FORT HOOD — The east gate leading onto Fort Hood is now known for a man whose work and influence greatly impacted the Central Texas community scene today.
Frank W. Mayborn’s contributions and hard work are what make this great place the greatest place, said Col. Matt Elledge, garrison commander, in opening remarks of the dedication ceremony Monday afternoon just inside the gate on Tank Destroyer Boulevard. It exits onto Killeen’s Rancier Avenue.
The newly named Frank W. Mayborn Gate, complete with a brick sign and memorial on a sidewalk accessible from Club Hood, “serves as a reminder to the civilians and soldiers who pass through it the significant contributions Frank Mayborn made as a civilian and a soldier,” Elledge said.
Mayborn was a Texas communications pioneer who served as owner, editor and publisher of the Killeen Daily Herald and Temple Daily Telegram until his death in 1987.
He formed the “War Projects Committee” through his work with the Temple Chamber of Commerce, and was instrumental in the Army’s selection of Central Texas for Camp Hood in the early 1940s and the continued growth of the area. His efforts were recognized with many awards, including the Fort Hood Commander’s Award for Public Service in 1985.
In 1942, at the age of 39, Mayborn left the Telegram in the hands of his general manager and enlisted in the Army.

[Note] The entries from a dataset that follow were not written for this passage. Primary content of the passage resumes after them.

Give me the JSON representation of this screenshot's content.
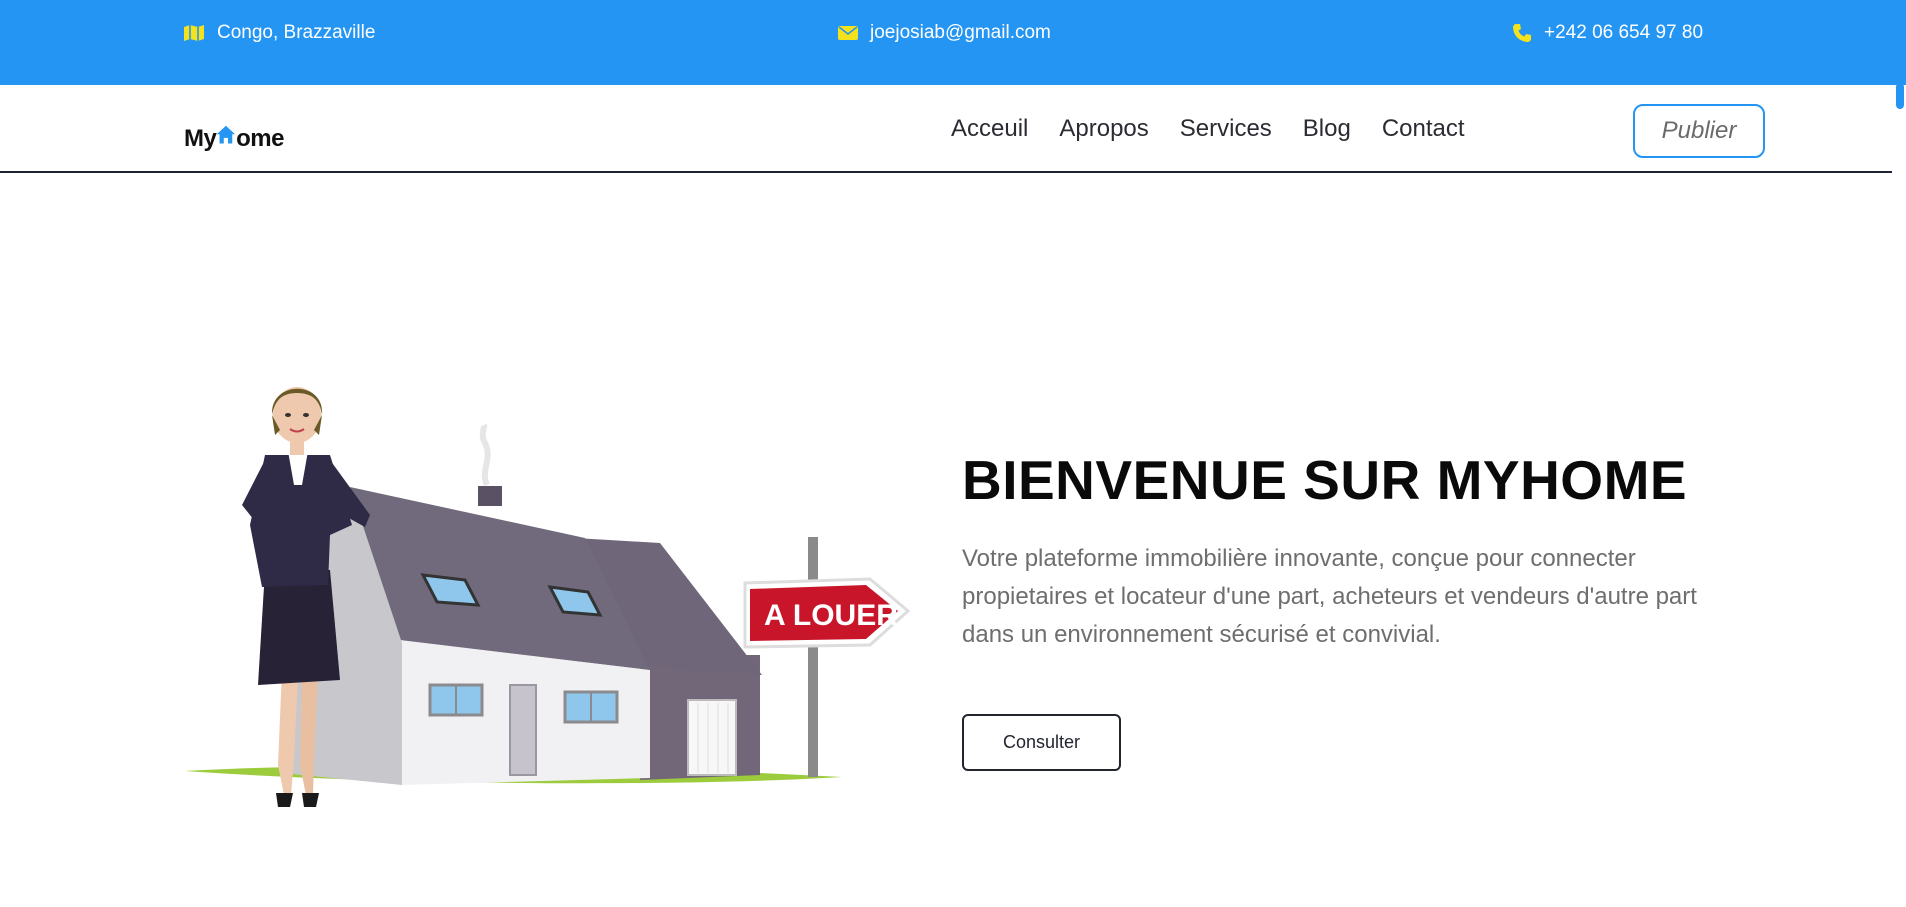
{
  "topbar": {
    "location": "Congo, Brazzaville",
    "email": "joejosiab@gmail.com",
    "phone": "+242 06 654 97 80",
    "bg_color": "#2495f3",
    "icon_color": "#f4e21c"
  },
  "navbar": {
    "logo": {
      "prefix": "My",
      "suffix": "ome",
      "icon": "house-icon"
    },
    "links": [
      "Acceuil",
      "Apropos",
      "Services",
      "Blog",
      "Contact"
    ],
    "publish_label": "Publier"
  },
  "hero": {
    "title": "BIENVENUE SUR MYHOME",
    "description": "Votre plateforme immobilière innovante, conçue pour connecter propietaires et locateur d'une part, acheteurs et vendeurs d'autre part dans un environnement sécurisé et convivial.",
    "cta_label": "Consulter",
    "sign_text": "A LOUER"
  }
}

“What Frank stood for was bigger than a plaque,” said Lt. Gen. Mark Milley, commander of III Corps and Fort Hood. “Freedom of the press — which Frank gave most of his adult life to — that freedom wasn’t earned by reporters; it was earned by Frank and others who fought in World War II.”
Sue Mayborn, who assumed her husband’s duties with the two newspapers after his death, said his time in the Army was an important phase of his life.
“One story he liked to tell was when he was assigned to Camp Hood and he was unpacking in the barracks. He looked around, it was all kids surrounding him,” Sue Mayborn said during remarks to a crowd of military and community leaders. “One young guy looked at Frank ... and said, ‘Geez, pops, what’s this war coming to?’”
She said his interest in the military didn’t stop after he was honorably discharged as a major in 1945.
“When he came home, he was ready, willing and able to pick up where he could to help Fort Hood and the area,” Sue Mayborn said. “If he were here today he would be just as excited and enthusiastic about the bright future of Fort Hood. ... He would be pleased and honored to permanently have his name associated with the Great Place.”